# ACTIVITY
Set down every entry again, exactly as it appears.

# DATA TO USE

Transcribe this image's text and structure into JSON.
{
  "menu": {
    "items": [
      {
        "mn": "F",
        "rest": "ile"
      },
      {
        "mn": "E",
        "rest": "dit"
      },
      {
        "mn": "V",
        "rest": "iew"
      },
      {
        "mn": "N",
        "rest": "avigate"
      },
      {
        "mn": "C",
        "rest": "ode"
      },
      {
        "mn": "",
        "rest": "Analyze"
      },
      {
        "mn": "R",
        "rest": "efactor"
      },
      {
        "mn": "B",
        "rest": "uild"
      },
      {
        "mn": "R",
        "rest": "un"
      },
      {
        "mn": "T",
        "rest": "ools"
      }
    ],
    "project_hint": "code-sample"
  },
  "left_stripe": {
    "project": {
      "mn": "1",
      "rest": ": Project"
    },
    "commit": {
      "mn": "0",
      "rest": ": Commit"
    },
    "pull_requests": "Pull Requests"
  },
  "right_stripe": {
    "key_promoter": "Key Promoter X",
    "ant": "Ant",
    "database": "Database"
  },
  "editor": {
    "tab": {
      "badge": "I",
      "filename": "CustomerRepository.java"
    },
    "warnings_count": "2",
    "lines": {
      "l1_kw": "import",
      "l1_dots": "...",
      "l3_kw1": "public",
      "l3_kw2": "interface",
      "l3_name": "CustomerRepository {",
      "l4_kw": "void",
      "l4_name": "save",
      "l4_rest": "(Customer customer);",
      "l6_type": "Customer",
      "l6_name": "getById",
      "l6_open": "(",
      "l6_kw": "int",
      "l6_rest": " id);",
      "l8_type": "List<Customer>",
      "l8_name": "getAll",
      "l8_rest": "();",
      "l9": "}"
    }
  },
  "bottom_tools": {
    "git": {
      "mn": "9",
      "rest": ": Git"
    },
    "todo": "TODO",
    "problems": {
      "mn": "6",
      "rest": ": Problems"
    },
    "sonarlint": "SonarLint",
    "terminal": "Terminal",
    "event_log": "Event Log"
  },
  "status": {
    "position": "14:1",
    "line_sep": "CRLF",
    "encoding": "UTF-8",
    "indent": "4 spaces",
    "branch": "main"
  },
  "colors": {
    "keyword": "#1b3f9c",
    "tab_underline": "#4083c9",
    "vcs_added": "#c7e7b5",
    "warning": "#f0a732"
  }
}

# RESPONSE
Transcribe this image's text and structure into JSON.
{
  "menu": {
    "items": [
      {
        "mn": "F",
        "rest": "ile"
      },
      {
        "mn": "E",
        "rest": "dit"
      },
      {
        "mn": "V",
        "rest": "iew"
      },
      {
        "mn": "N",
        "rest": "avigate"
      },
      {
        "mn": "C",
        "rest": "ode"
      },
      {
        "mn": "",
        "rest": "Analyze"
      },
      {
        "mn": "R",
        "rest": "efactor"
      },
      {
        "mn": "B",
        "rest": "uild"
      },
      {
        "mn": "R",
        "rest": "un"
      },
      {
        "mn": "T",
        "rest": "ools"
      }
    ],
    "project_hint": "code-sample"
  },
  "left_stripe": {
    "project": {
      "mn": "1",
      "rest": ": Project"
    },
    "commit": {
      "mn": "0",
      "rest": ": Commit"
    },
    "pull_requests": "Pull Requests"
  },
  "right_stripe": {
    "key_promoter": "Key Promoter X",
    "ant": "Ant",
    "database": "Database"
  },
  "editor": {
    "tab": {
      "badge": "I",
      "filename": "CustomerRepository.java"
    },
    "warnings_count": "2",
    "lines": {
      "l1_kw": "import",
      "l1_dots": "...",
      "l3_kw1": "public",
      "l3_kw2": "interface",
      "l3_name": "CustomerRepository {",
      "l4_kw": "void",
      "l4_name": "save",
      "l4_rest": "(Customer customer);",
      "l6_type": "Customer",
      "l6_name": "getById",
      "l6_open": "(",
      "l6_kw": "int",
      "l6_rest": " id);",
      "l8_type": "List<Customer>",
      "l8_name": "getAll",
      "l8_rest": "();",
      "l9": "}"
    }
  },
  "bottom_tools": {
    "git": {
      "mn": "9",
      "rest": ": Git"
    },
    "todo": "TODO",
    "problems": {
      "mn": "6",
      "rest": ": Problems"
    },
    "sonarlint": "SonarLint",
    "terminal": "Terminal",
    "event_log": "Event Log"
  },
  "status": {
    "position": "14:1",
    "line_sep": "CRLF",
    "encoding": "UTF-8",
    "indent": "4 spaces",
    "branch": "main"
  },
  "colors": {
    "keyword": "#1b3f9c",
    "tab_underline": "#4083c9",
    "vcs_added": "#c7e7b5",
    "warning": "#f0a732"
  }
}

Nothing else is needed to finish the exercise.